-- Provided data --
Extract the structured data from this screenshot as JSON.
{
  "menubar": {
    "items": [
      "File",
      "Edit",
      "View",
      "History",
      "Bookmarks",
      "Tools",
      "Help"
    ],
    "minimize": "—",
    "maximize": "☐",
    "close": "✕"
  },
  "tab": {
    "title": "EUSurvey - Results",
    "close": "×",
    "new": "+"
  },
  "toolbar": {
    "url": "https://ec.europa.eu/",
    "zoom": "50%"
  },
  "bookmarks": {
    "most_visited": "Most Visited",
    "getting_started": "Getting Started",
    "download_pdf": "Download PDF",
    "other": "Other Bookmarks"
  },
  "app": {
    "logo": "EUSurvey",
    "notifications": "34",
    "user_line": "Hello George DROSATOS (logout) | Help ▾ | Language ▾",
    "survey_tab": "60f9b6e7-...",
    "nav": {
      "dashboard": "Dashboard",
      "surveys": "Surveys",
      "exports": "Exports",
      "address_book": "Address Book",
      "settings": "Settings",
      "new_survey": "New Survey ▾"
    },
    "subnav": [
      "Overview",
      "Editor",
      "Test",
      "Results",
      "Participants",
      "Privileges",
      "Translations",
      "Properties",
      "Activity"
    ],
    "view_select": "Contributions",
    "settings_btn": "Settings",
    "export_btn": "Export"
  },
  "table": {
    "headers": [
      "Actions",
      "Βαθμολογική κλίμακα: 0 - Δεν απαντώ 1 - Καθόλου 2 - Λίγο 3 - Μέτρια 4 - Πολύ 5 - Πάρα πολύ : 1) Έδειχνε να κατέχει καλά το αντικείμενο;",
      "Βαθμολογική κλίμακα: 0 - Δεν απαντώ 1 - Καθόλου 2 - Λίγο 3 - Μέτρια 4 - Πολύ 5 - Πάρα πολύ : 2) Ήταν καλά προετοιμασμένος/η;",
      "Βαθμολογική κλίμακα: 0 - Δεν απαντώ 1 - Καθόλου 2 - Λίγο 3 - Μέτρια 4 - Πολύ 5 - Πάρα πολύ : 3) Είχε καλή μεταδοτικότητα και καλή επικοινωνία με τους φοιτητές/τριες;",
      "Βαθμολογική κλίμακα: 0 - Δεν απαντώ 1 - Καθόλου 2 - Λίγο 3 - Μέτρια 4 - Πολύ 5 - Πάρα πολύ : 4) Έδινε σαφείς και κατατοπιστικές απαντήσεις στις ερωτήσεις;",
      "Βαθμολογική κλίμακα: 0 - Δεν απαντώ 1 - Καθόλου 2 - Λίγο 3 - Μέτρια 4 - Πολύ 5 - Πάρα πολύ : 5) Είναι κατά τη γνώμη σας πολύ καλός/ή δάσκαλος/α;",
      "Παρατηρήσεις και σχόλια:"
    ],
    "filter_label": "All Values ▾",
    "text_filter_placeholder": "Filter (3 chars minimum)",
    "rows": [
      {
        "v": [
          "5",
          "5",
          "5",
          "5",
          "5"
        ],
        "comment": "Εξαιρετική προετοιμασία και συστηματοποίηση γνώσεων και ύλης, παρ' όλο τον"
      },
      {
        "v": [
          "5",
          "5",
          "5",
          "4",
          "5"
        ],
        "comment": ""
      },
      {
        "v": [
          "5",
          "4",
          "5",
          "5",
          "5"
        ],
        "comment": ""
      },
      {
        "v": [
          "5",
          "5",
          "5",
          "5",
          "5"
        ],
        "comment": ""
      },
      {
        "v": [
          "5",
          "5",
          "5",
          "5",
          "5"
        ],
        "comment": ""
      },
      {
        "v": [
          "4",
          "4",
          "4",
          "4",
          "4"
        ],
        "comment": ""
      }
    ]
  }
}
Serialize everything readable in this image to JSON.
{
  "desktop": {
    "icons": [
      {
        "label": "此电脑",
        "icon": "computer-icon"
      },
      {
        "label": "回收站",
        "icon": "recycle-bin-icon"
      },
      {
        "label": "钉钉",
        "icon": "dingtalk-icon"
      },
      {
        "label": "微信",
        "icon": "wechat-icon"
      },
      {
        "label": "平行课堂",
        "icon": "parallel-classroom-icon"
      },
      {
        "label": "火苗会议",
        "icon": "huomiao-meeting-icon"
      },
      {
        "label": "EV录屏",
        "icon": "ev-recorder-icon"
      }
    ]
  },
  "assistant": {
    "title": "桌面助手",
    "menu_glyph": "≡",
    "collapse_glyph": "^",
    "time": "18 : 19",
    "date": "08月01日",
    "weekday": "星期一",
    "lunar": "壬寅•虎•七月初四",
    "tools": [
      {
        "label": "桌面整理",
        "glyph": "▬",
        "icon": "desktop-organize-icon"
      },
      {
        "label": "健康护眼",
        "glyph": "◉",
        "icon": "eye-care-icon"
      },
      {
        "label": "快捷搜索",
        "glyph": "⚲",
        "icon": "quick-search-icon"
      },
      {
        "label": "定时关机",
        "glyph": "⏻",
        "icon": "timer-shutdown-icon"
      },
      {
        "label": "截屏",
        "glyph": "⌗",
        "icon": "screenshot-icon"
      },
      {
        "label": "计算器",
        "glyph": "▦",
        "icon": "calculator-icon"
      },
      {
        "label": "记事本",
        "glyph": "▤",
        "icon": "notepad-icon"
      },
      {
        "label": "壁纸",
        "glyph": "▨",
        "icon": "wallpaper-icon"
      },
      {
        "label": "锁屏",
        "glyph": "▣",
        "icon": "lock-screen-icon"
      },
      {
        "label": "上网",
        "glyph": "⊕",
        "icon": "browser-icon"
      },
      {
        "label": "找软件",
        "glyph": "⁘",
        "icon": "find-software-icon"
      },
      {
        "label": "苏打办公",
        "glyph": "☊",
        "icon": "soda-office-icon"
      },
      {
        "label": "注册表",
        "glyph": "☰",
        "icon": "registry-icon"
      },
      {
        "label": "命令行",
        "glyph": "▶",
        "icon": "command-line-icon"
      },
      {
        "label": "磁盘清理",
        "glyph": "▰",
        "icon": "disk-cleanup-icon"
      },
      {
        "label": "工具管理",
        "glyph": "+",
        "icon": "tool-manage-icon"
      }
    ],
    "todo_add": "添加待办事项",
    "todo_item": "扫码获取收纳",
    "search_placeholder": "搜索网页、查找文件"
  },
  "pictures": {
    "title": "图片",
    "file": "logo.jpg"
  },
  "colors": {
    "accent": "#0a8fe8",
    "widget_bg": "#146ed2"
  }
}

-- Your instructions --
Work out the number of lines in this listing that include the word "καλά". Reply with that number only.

-- Expected output --
2